Patriarch Raï said he drew strength from the Synod of Bishops, from the religious orders, from priests, from the laity and from the structures of the Church. He expressed gratitude for all the love and support he received after his election.
A new stage
During a dinner in honor of the new patriarch, held in the St. Isaiah College of the Antonin Maronite Order, Father Daoud Reaidi, superior of the college, pointed out among the important aspects of this election, the need to "follow the inspiration of the Holy Spirit who opens our eyes to understand his will."
He underlined the importance of following "the one whom the Spirit has chosen through the Maronite Synod."
The monk identified in the election of the new patriarch an "evangelical program" that is not "inspired in worldly events and that is not ruled according to the times, but is the one that inspires events and the key to their reading."

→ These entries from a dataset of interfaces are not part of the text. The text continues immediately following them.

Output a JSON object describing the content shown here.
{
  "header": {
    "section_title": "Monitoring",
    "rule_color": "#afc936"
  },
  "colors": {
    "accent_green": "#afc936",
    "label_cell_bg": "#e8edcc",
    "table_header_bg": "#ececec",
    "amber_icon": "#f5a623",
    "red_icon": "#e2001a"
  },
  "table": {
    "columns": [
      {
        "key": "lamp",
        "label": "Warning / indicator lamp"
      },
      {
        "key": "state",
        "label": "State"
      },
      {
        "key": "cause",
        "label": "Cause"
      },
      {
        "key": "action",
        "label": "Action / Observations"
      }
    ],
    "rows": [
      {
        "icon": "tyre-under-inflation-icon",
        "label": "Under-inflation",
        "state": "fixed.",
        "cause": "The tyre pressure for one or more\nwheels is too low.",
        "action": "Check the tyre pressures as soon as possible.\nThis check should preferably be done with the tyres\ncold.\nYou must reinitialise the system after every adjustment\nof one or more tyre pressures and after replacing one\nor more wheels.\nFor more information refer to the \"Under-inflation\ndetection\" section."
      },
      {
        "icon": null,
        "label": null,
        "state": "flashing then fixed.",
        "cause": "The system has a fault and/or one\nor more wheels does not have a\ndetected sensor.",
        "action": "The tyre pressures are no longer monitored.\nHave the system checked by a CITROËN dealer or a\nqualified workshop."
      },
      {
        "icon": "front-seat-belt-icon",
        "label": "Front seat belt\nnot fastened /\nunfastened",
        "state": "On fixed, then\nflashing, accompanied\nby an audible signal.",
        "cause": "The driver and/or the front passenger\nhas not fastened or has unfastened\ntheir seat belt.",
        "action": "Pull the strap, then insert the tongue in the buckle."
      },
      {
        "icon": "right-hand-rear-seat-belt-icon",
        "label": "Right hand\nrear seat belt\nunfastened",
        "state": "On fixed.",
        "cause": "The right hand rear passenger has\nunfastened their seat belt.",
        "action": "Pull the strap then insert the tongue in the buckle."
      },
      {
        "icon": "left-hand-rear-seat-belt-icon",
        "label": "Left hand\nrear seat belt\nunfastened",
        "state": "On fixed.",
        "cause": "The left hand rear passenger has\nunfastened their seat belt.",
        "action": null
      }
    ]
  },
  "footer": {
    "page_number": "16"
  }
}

"His election is the beginning of a harvest that shines on the horizon," Father Reaidi said. "It is a stage in the journey of the history of the Maronite Church" in which the new patriarch will add his contribution to that of his predecessors.
The Antonin superior spoke of the popular riots that have agitated the whole of the Middle East and North Africa as "awakenings of liberty, of the meaning of citizenship and of democracy, which are values that deny all the totalitarian currents that in some way have fueled Islamic extremism."
He noted, "These movements of rebirth show that the search for identity in the Arab world, the recognition of diversity and openness to coexistence between Christians and Muslims, are factors that highlight the importance of the Lebanese experience, which is revealed as a message and model at this concrete time."
The Maronite Church, which today has more than 3 million faithful, was established by St. Maron, who lived between the 4th and 5th centuries as a hermit on Mount Tauro, an ancient city of northern Syria.
[With the contribution of Robert Cheaib]